For some people, genetic testing makes sense. They feel better knowing their background and personal risk factors. For others, genetic testing would only make them more stressed. Which route is right for you? Let’s explore what genetic testing for Alzheimer’s looks like and if there are benefits.

Which Genes Play a Role in the Onset of Alzheimer’s?

Before getting tested for Alzheimer’s, there is one thing to be aware of: these tests are not black and white. There are many variables, such as the fact that you can come back with the gene and not develop Alzheimer’s. You can also come back without the gene yet still get Alzheimer’s.

Most gene tests look at thousands of genes, but in the case of Alzheimer’s testing, only two categories are analyzed. The first is “risk genes” which are more likely to increase a person’s chances of developing the disease. The APoE genes, specifically, are what may indicate a vulnerability to Alzheimer’s.

The second category is “deterministic genes” which are directly related to developing familial Alzheimer’s disease. Gene variations in the three proteins – amyloid precursor protein (APP), presenilin-1 (PS-1) and presenilin-2 (PS-2) will result in Alzheimer’s disease. This sounds frightening, but do be aware that this type of Alzheimer’s accounts for less than 5% of cases.

Why Most Doctors Say No to Genetic Testing

In most cases, physicians agree that genetic testing for Alzheimer’s is not necessary. In fact, it can cause unnecessary psychological stress. It’s also important to consider that once you are tested, the results will go onto your medical record and can be discovered by insurance carriers. Again, most medical professionals opt against testing, especially for asymptomatic people.

The good news is that there are ways to protect yourself and lead a healthier lifestyle. You can’t change your genetics, but you can make choices when it comes to diet and exercise. It’s also important to have an engaging social circle, hobbies and activities that you enjoy participating in and healthy outlets for managing stress.
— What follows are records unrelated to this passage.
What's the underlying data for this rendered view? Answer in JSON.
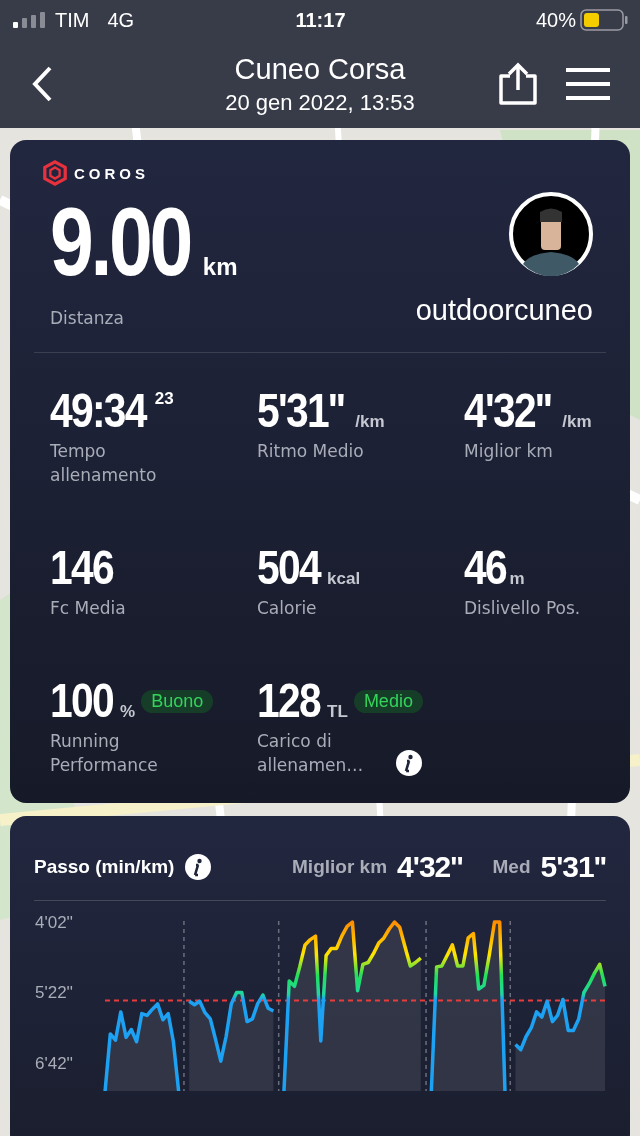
{
  "status_bar": {
    "carrier": "TIM",
    "network": "4G",
    "time": "11:17",
    "battery": "40%"
  },
  "header": {
    "title": "Cuneo Corsa",
    "subtitle": "20 gen 2022, 13:53"
  },
  "summary": {
    "brand": "COROS",
    "distance": {
      "value": "9.00",
      "unit": "km",
      "label": "Distanza"
    },
    "user": "outdoorcuneo"
  },
  "stats": [
    {
      "value": "49:34",
      "sup": "23",
      "label": "Tempo allenamento"
    },
    {
      "value": "5'31''",
      "unit": "/km",
      "label": "Ritmo Medio"
    },
    {
      "value": "4'32''",
      "unit": "/km",
      "label": "Miglior km"
    },
    {
      "value": "146",
      "label": "Fc Media"
    },
    {
      "value": "504",
      "unit": "kcal",
      "label": "Calorie"
    },
    {
      "value": "46",
      "unit": "m",
      "label": "Dislivello Pos."
    },
    {
      "value": "100",
      "unit": "%",
      "badge": "Buono",
      "label": "Running Performance"
    },
    {
      "value": "128",
      "unit": "TL",
      "badge": "Medio",
      "label": "Carico di allenamen…",
      "info": true
    }
  ],
  "pace": {
    "title": "Passo (min/km)",
    "best_label": "Miglior km",
    "best": "4'32''",
    "avg_label": "Med",
    "avg": "5'31''",
    "y_axis_labels": [
      "4'02''",
      "5'22''",
      "6'42''"
    ]
  }
}
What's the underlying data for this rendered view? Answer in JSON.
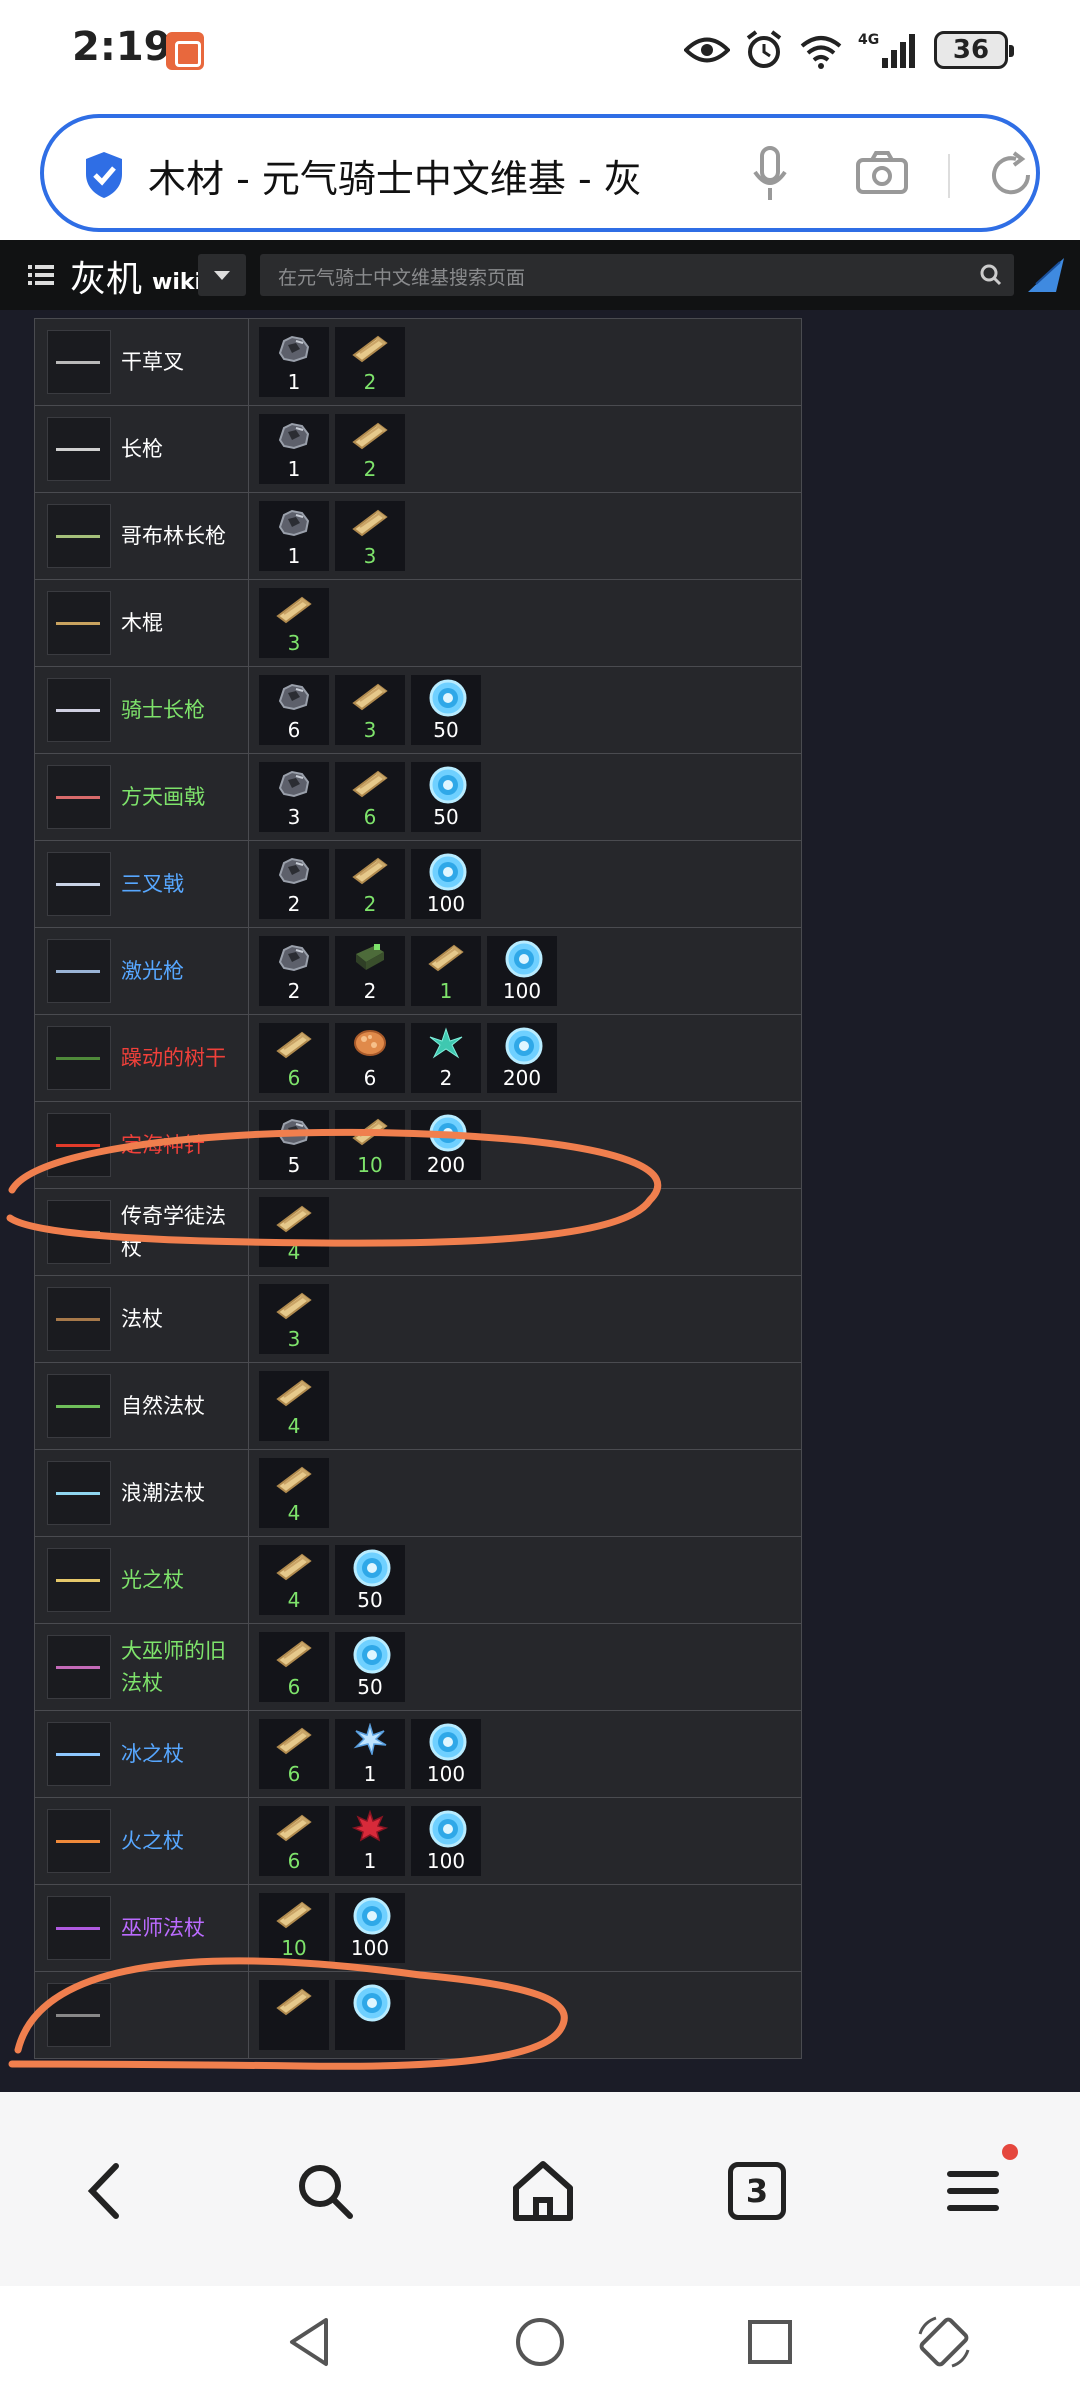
{
  "status_bar": {
    "time": "2:19",
    "battery": "36",
    "network": "4G"
  },
  "browser": {
    "url_title": "木材 - 元气骑士中文维基 - 灰",
    "tab_count": "3"
  },
  "wiki": {
    "logo_text": "灰机",
    "logo_sub": "wiki",
    "search_placeholder": "在元气骑士中文维基搜索页面"
  },
  "colors": {
    "accent_blue": "#2f6ee5",
    "annotation_orange": "#f07f4e",
    "quality_green": "#7ee36b",
    "quality_blue": "#57a7ff",
    "quality_red": "#f0403a",
    "quality_purple": "#bb6bff"
  },
  "rows": [
    {
      "name": "干草叉",
      "quality": "white",
      "weapon_color": "#b9b9b9",
      "mats": [
        {
          "icon": "ore-icon",
          "count": "1"
        },
        {
          "icon": "wood-icon",
          "count": "2"
        }
      ]
    },
    {
      "name": "长枪",
      "quality": "white",
      "weapon_color": "#d0d0d0",
      "mats": [
        {
          "icon": "ore-icon",
          "count": "1"
        },
        {
          "icon": "wood-icon",
          "count": "2"
        }
      ]
    },
    {
      "name": "哥布林长枪",
      "quality": "white",
      "weapon_color": "#a5c07a",
      "mats": [
        {
          "icon": "ore-icon",
          "count": "1"
        },
        {
          "icon": "wood-icon",
          "count": "3"
        }
      ]
    },
    {
      "name": "木棍",
      "quality": "white",
      "weapon_color": "#c9a35f",
      "mats": [
        {
          "icon": "wood-icon",
          "count": "3"
        }
      ]
    },
    {
      "name": "骑士长枪",
      "quality": "green",
      "weapon_color": "#cfcfe0",
      "mats": [
        {
          "icon": "ore-icon",
          "count": "6"
        },
        {
          "icon": "wood-icon",
          "count": "3"
        },
        {
          "icon": "gem-icon",
          "count": "50"
        }
      ]
    },
    {
      "name": "方天画戟",
      "quality": "green",
      "weapon_color": "#d86a6a",
      "mats": [
        {
          "icon": "ore-icon",
          "count": "3"
        },
        {
          "icon": "wood-icon",
          "count": "6"
        },
        {
          "icon": "gem-icon",
          "count": "50"
        }
      ]
    },
    {
      "name": "三叉戟",
      "quality": "blue",
      "weapon_color": "#c9d3e6",
      "mats": [
        {
          "icon": "ore-icon",
          "count": "2"
        },
        {
          "icon": "wood-icon",
          "count": "2"
        },
        {
          "icon": "gem-icon",
          "count": "100"
        }
      ]
    },
    {
      "name": "激光枪",
      "quality": "blue",
      "weapon_color": "#9ab4d6",
      "mats": [
        {
          "icon": "ore-icon",
          "count": "2"
        },
        {
          "icon": "battery-icon",
          "count": "2"
        },
        {
          "icon": "wood-icon",
          "count": "1"
        },
        {
          "icon": "gem-icon",
          "count": "100"
        }
      ]
    },
    {
      "name": "躁动的树干",
      "quality": "red",
      "weapon_color": "#4f8a3a",
      "mats": [
        {
          "icon": "wood-icon",
          "count": "6"
        },
        {
          "icon": "meat-icon",
          "count": "6"
        },
        {
          "icon": "crystal-icon",
          "count": "2"
        },
        {
          "icon": "gem-icon",
          "count": "200"
        }
      ]
    },
    {
      "name": "定海神针",
      "quality": "red",
      "weapon_color": "#e23b2a",
      "mats": [
        {
          "icon": "ore-icon",
          "count": "5"
        },
        {
          "icon": "wood-icon",
          "count": "10"
        },
        {
          "icon": "gem-icon",
          "count": "200"
        }
      ]
    },
    {
      "name": "传奇学徒法杖",
      "quality": "white",
      "weapon_color": "#b08a5a",
      "mats": [
        {
          "icon": "wood-icon",
          "count": "4"
        }
      ]
    },
    {
      "name": "法杖",
      "quality": "white",
      "weapon_color": "#a7794a",
      "mats": [
        {
          "icon": "wood-icon",
          "count": "3"
        }
      ]
    },
    {
      "name": "自然法杖",
      "quality": "white",
      "weapon_color": "#6fbf5a",
      "mats": [
        {
          "icon": "wood-icon",
          "count": "4"
        }
      ]
    },
    {
      "name": "浪潮法杖",
      "quality": "white",
      "weapon_color": "#8fd6f0",
      "mats": [
        {
          "icon": "wood-icon",
          "count": "4"
        }
      ]
    },
    {
      "name": "光之杖",
      "quality": "green",
      "weapon_color": "#e6c86a",
      "mats": [
        {
          "icon": "wood-icon",
          "count": "4"
        },
        {
          "icon": "gem-icon",
          "count": "50"
        }
      ]
    },
    {
      "name": "大巫师的旧法杖",
      "quality": "green",
      "weapon_color": "#c46ab8",
      "mats": [
        {
          "icon": "wood-icon",
          "count": "6"
        },
        {
          "icon": "gem-icon",
          "count": "50"
        }
      ]
    },
    {
      "name": "冰之杖",
      "quality": "blue",
      "weapon_color": "#8ec8ff",
      "mats": [
        {
          "icon": "wood-icon",
          "count": "6"
        },
        {
          "icon": "ice-icon",
          "count": "1"
        },
        {
          "icon": "gem-icon",
          "count": "100"
        }
      ]
    },
    {
      "name": "火之杖",
      "quality": "blue",
      "weapon_color": "#f08a3a",
      "mats": [
        {
          "icon": "wood-icon",
          "count": "6"
        },
        {
          "icon": "maple-leaf-icon",
          "count": "1"
        },
        {
          "icon": "gem-icon",
          "count": "100"
        }
      ]
    },
    {
      "name": "巫师法杖",
      "quality": "purple",
      "weapon_color": "#b05ae0",
      "mats": [
        {
          "icon": "wood-icon",
          "count": "10"
        },
        {
          "icon": "gem-icon",
          "count": "100"
        }
      ]
    },
    {
      "name": "",
      "quality": "white",
      "weapon_color": "#888888",
      "mats": [
        {
          "icon": "wood-icon",
          "count": ""
        },
        {
          "icon": "gem-icon",
          "count": ""
        }
      ]
    }
  ]
}
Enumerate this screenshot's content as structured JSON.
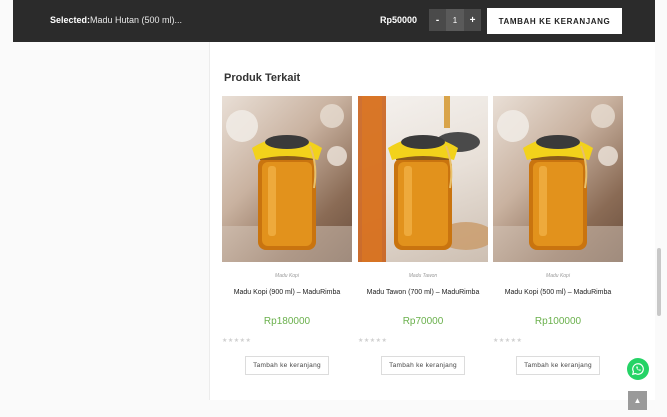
{
  "sticky_bar": {
    "selected_label": "Selected:",
    "selected_value": "Madu Hutan (500 ml)...",
    "price": "Rp50000",
    "qty_minus": "-",
    "qty_value": "1",
    "qty_plus": "+",
    "add_to_cart": "TAMBAH KE KERANJANG"
  },
  "related": {
    "title": "Produk Terkait",
    "products": [
      {
        "category": "Madu Kopi",
        "name": "Madu Kopi (900 ml) – MaduRimba",
        "price": "Rp180000",
        "stars": "★★★★★",
        "button": "Tambah ke keranjang"
      },
      {
        "category": "Madu Tawon",
        "name": "Madu Tawon (700 ml) – MaduRimba",
        "price": "Rp70000",
        "stars": "★★★★★",
        "button": "Tambah ke keranjang"
      },
      {
        "category": "Madu Kopi",
        "name": "Madu Kopi (500 ml) – MaduRimba",
        "price": "Rp100000",
        "stars": "★★★★★",
        "button": "Tambah ke keranjang"
      }
    ]
  },
  "icons": {
    "whatsapp": "whatsapp-icon",
    "back_to_top": "chevron-up-icon"
  },
  "colors": {
    "bar_bg": "#2b2b2b",
    "price_green": "#6ab04c",
    "honey": "#d98a16",
    "lid_yellow": "#f2d21b",
    "whatsapp_green": "#25d366"
  }
}
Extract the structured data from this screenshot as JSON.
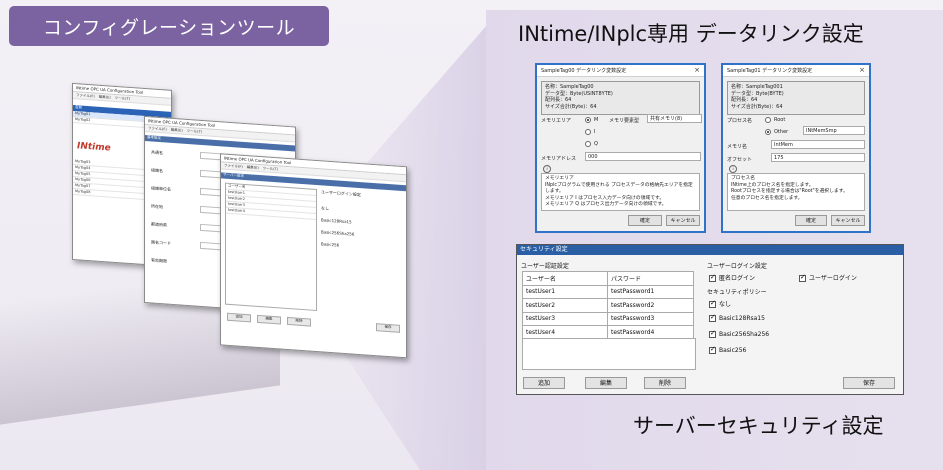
{
  "header": {
    "title": "コンフィグレーションツール"
  },
  "panel": {
    "title": "INtime/INplc専用 データリンク設定",
    "caption": "サーバーセキュリティ設定"
  },
  "stack": {
    "win1": {
      "title": "INtime OPC UA Configuration Tool",
      "menu": [
        "ファイル(F)",
        "編集(E)",
        "ツール(T)",
        "ヘルプ(H)"
      ],
      "logo": "INtime",
      "head": "名前",
      "rows": [
        "MyTag01",
        "MyTag02",
        "MyTag03",
        "MyTag04",
        "MyTag05",
        "MyTag06",
        "MyTag07",
        "MyTag08"
      ]
    },
    "win2": {
      "title": "INtime OPC UA Configuration Tool",
      "section": "基本設定",
      "labels": [
        "共通名",
        "組織名",
        "組織単位名",
        "所在地",
        "都道府県",
        "国名コード",
        "有効期限"
      ]
    },
    "win3": {
      "title": "INtime OPC UA Configuration Tool",
      "section": "サーバー設定",
      "list_head": "ユーザー名",
      "right_head": "ユーザーログイン設定",
      "buttons": [
        "追加",
        "編集",
        "削除",
        "保存"
      ]
    }
  },
  "dialog_left": {
    "title": "SampleTag00 データリンク変数設定",
    "info": [
      "名称：SampleTag00",
      "データ型：Byte(USINT8YTE)",
      "配列長：64",
      "サイズ合計(Byte)：64"
    ],
    "memory_area_label": "メモリエリア",
    "radio_m": "M",
    "radio_i": "I",
    "radio_q": "Q",
    "memory_size_label": "メモリ要素型",
    "memory_size_value": "共有メモリ(8)",
    "address_label": "メモリアドレス",
    "address_value": "000",
    "note_title": "メモリエリア",
    "note_lines": [
      "INplcプログラムで使用される プロセスデータの格納先エリアを指定します。",
      "メモリエリア I はプロセス入力データ向けの領域です。",
      "メモリエリア Q はプロセス出力データ向けの領域です。",
      "メモリエリア M はプロセス入出力以外の任意データ向けの領域です。"
    ],
    "ok": "確定",
    "cancel": "キャンセル"
  },
  "dialog_right": {
    "title": "SampleTag01 データリンク変数設定",
    "info": [
      "名称：SampleTag001",
      "データ型：Byte(BYTE)",
      "配列長：64",
      "サイズ合計(Byte)：64"
    ],
    "process_label": "プロセス名",
    "radio_root": "Root",
    "radio_other": "Other",
    "other_value": "INtMemSmp",
    "memory_label": "メモリ名",
    "memory_value": "IntMem",
    "offset_label": "オフセット",
    "offset_value": "175",
    "note_title": "プロセス名",
    "note_lines": [
      "INtime上のプロセス名を指定します。",
      "Rootプロセスを指定する場合は\"Root\"を選択します。",
      "それ以外のプロセスを指定する場合は、\"Other\"を選択し、",
      "任意のプロセス名を指定します。"
    ],
    "ok": "確定",
    "cancel": "キャンセル"
  },
  "security": {
    "title": "セキュリティ設定",
    "user_group": "ユーザー認証設定",
    "col_user": "ユーザー名",
    "col_pass": "パスワード",
    "rows": [
      {
        "user": "testUser1",
        "pass": "testPassword1"
      },
      {
        "user": "testUser2",
        "pass": "testPassword2"
      },
      {
        "user": "testUser3",
        "pass": "testPassword3"
      },
      {
        "user": "testUser4",
        "pass": "testPassword4"
      }
    ],
    "login_group": "ユーザーログイン設定",
    "login_anon": "匿名ログイン",
    "login_user": "ユーザーログイン",
    "policy_group": "セキュリティポリシー",
    "policies": [
      "なし",
      "Basic128Rsa15",
      "Basic256Sha256",
      "Basic256"
    ],
    "btn_add": "追加",
    "btn_edit": "編集",
    "btn_delete": "削除",
    "btn_save": "保存"
  },
  "colors": {
    "badge": "#7a63a0",
    "accent_blue": "#2e73c7",
    "panel": "#e3dbec"
  }
}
If you are considering being tested for Alzheimer’s, talk to your doctor about the pros and cons. Each situation is unique, and your doctor will know what’s best for you and your family.